Work instruction:
Work out how many lines in the entries contain the string "JSON", and give nothing but that number.

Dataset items

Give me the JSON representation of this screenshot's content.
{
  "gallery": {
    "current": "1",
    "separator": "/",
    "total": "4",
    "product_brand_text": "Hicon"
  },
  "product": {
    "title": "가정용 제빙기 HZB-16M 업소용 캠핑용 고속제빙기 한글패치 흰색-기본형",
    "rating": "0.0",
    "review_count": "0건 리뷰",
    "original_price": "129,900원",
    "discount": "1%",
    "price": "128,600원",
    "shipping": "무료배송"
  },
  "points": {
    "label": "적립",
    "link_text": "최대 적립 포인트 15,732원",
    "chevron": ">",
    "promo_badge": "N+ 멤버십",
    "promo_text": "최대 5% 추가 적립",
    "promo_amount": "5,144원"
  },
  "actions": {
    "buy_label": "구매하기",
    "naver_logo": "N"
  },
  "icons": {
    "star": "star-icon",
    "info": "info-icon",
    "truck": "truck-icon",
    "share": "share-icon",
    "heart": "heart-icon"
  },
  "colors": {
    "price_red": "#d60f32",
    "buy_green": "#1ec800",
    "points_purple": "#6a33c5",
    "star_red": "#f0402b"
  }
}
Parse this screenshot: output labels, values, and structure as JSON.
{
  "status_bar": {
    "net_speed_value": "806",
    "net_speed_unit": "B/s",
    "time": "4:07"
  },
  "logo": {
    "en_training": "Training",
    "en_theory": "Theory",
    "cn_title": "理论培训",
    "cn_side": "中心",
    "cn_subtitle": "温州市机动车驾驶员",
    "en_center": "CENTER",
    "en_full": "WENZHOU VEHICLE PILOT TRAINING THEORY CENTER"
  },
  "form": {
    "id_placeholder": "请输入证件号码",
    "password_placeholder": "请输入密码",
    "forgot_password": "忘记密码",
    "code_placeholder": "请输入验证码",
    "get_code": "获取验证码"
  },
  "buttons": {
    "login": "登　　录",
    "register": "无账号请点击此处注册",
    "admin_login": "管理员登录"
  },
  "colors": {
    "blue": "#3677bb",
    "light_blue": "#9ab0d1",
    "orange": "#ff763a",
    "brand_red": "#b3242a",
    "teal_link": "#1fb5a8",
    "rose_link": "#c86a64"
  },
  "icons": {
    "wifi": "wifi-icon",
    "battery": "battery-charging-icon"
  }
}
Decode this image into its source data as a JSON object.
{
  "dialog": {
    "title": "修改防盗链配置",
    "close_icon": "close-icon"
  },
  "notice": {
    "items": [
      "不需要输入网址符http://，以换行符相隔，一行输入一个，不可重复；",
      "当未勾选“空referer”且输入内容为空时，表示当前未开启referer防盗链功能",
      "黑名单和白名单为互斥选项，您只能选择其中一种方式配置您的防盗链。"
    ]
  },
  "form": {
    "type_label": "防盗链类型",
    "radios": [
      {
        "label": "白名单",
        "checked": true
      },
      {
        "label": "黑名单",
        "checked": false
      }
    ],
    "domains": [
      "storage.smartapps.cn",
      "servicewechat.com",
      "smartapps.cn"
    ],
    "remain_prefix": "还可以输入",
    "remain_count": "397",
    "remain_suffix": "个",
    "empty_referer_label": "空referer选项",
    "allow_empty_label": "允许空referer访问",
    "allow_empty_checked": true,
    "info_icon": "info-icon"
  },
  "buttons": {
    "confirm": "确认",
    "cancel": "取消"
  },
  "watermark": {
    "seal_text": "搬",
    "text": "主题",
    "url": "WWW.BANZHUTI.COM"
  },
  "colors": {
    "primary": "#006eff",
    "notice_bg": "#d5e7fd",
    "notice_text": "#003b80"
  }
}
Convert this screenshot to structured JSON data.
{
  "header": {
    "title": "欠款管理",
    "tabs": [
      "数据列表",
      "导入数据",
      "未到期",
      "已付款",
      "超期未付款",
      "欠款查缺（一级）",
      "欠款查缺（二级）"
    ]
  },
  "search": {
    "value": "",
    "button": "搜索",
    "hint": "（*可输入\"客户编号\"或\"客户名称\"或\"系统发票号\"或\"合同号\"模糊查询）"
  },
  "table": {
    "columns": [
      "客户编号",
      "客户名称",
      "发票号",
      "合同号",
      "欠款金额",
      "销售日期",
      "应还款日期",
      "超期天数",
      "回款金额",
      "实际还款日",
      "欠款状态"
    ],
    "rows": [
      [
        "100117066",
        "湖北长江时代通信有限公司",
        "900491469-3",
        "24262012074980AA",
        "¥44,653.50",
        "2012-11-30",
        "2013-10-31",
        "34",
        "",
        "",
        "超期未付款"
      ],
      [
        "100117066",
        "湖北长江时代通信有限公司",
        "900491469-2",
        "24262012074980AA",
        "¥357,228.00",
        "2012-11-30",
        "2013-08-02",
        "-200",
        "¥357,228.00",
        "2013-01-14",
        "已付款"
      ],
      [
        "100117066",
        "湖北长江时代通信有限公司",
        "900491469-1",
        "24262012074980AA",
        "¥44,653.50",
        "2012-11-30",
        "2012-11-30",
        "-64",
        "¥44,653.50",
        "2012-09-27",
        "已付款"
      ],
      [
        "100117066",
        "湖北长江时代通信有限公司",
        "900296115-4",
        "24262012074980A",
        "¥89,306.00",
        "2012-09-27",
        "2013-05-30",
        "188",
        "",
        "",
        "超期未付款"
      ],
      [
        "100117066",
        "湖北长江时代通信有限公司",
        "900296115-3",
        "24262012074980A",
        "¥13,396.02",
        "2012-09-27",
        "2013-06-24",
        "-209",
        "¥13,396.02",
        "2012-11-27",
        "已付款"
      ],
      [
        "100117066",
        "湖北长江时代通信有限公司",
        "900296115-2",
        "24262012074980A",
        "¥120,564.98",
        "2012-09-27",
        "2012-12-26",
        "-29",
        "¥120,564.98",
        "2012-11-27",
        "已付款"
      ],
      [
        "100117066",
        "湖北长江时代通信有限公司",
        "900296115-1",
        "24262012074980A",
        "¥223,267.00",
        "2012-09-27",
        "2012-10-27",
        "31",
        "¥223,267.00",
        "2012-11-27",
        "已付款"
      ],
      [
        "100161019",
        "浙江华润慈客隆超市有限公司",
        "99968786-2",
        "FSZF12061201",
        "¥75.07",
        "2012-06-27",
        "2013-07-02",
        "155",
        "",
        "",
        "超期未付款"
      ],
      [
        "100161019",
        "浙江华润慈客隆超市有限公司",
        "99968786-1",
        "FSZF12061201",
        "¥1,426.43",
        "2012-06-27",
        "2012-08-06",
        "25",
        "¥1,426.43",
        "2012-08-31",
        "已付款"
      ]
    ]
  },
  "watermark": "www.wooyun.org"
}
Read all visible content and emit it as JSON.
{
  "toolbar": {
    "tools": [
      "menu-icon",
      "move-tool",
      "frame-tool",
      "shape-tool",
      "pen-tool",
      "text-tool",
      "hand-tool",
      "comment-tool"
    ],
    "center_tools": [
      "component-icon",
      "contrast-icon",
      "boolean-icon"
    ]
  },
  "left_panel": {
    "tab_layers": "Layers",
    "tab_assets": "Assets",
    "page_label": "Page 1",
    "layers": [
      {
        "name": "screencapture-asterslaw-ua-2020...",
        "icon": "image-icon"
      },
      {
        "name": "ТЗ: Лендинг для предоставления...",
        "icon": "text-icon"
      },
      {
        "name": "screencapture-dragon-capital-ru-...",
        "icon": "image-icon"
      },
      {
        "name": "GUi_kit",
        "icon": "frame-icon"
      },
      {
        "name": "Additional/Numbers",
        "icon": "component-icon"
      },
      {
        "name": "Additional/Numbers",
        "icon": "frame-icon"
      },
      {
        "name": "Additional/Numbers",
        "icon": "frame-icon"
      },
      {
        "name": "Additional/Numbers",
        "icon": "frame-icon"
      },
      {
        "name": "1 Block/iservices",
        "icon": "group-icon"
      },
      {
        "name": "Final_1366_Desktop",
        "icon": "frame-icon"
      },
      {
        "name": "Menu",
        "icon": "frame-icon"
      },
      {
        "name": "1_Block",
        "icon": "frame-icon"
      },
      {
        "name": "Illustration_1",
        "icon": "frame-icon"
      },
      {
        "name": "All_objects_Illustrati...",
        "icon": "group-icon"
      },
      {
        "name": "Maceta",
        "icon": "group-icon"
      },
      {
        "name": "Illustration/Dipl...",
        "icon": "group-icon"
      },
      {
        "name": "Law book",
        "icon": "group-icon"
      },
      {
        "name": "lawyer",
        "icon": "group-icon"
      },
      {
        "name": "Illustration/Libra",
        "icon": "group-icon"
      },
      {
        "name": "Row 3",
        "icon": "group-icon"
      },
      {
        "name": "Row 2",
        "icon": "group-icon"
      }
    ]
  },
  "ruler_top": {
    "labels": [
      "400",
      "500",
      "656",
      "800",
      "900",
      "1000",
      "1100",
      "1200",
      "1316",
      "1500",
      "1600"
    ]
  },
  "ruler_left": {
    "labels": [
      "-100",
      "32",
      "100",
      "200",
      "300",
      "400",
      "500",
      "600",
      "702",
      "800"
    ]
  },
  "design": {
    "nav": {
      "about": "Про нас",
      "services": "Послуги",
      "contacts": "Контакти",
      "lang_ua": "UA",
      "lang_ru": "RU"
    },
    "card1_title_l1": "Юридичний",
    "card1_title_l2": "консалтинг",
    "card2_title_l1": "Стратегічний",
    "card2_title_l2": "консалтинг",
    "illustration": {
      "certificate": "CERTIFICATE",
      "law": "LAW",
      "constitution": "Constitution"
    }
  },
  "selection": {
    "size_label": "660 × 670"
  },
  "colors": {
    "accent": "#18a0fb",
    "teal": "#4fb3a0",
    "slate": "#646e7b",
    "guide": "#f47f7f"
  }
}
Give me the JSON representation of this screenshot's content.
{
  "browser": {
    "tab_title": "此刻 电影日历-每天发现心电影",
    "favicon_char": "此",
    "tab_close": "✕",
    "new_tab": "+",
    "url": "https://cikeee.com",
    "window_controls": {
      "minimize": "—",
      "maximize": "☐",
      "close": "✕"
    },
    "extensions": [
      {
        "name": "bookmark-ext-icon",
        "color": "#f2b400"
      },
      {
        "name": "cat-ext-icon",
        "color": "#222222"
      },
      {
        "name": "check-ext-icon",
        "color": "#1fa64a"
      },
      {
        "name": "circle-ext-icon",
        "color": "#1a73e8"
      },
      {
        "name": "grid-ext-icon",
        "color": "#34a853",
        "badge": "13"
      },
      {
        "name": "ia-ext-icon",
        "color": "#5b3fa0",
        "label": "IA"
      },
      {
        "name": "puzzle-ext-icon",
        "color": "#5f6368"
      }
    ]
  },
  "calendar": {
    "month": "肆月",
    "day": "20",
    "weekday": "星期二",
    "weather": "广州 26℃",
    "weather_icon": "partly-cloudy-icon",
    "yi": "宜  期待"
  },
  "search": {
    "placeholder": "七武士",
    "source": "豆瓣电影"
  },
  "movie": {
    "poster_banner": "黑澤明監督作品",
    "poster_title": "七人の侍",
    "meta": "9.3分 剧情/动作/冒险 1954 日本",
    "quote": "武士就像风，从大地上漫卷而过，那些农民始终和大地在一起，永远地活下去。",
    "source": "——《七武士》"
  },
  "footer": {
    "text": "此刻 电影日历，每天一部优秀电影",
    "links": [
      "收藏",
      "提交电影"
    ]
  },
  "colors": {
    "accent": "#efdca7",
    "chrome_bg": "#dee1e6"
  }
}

Solution below:
6